    When their offseason appeal has been monopolized by the four-time MVP's potential prerogatives, then yes, they absolutely qualify as an under-the-radar destination.

    Rookie Markelle Fultz, last year's No. 1 pick, has essentially missed the entire season. The bench has been middle of the road even after the additions of Marco Belinelli and Ersan Ilyasova. Simmons has only recently started headlining effective lineups that don't include Joel Embiid.

    Through it all, the Sixers are contending for a top-four seed in the East. They're deconstructing opponents when Embiid, Simmons and Robert Covington share the court. Their starting lineup is lightning in a five-pack. Among 64 units to clear 150 minutes of playing time, the Covington-Embiid-Simmons-JJ Redick-Dario Saric quintet ranks fifth in net rating.

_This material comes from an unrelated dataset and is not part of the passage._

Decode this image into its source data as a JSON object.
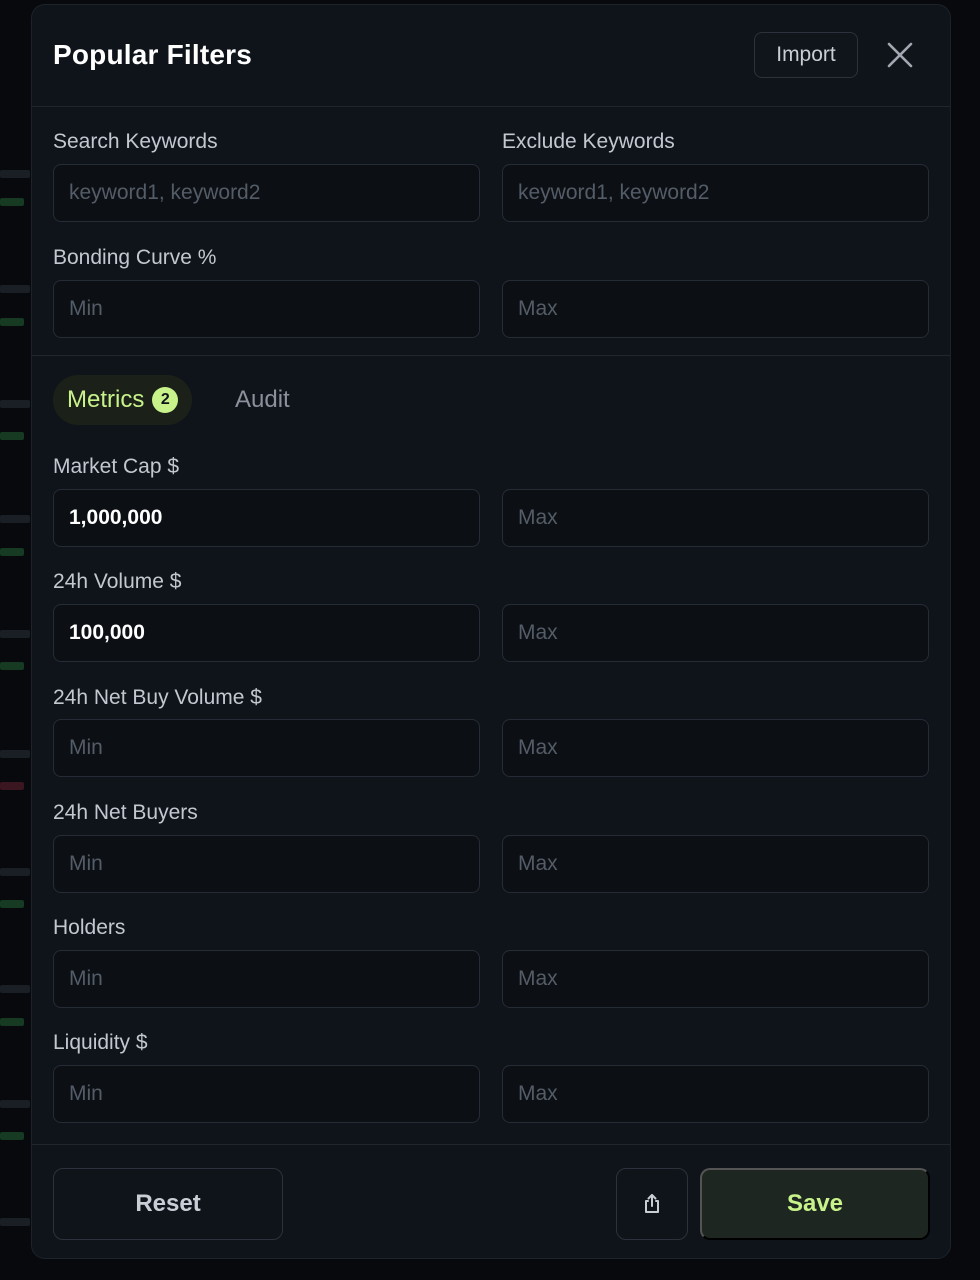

    Philly has more wins against teams with records of .500 or better than the Bucks, Pacers and Cavaliers. It owns a top-five defense. Only the Rockets, Warriors, Jazz and Toronto Raptors have a better net rating since Jan. 1.

    Striking out in the James sweepstakes would hurt the Sixers less than it would any other team outside Houston. Arming them with actual cap space is almost unfair.

    Yet, even after accounting for two first-round selections, they're on the fast track to more than $25 million in room. And that number will blow past $35 million if they use a pick or prospect to pawn the final year on Jerryd Bayless' deal.

    Indeed, Philly is a team that should have James' ear. But its contingency scenarios are equally dangerous. What if it's able to retain Redick while reeling in one or both of Avery Bradley and Danny Green? What if it adds Kentavious Caldwell-Pope and another wing?

    Those viewing the offseason in LeBron-or-bust terms are selling the Sixers short. They have the money and trajectory—and thus the influence—to strong-arm the field for pretty much anyone else their heart so desires.

        

    Unless otherwise noted, stats courtesy of NBA.com, ESPN.com or Basketball Reference and accurate leading into games on Monday. Salary and cap hold information via Basketball Insiders and RealGM.

    Dan Favale covers the NBA for Bleacher Report. Follow him on Twitter (@danfavale) and listen to his Hardwood Knocks podcast, co-hosted by B/R's Andrew Bailey.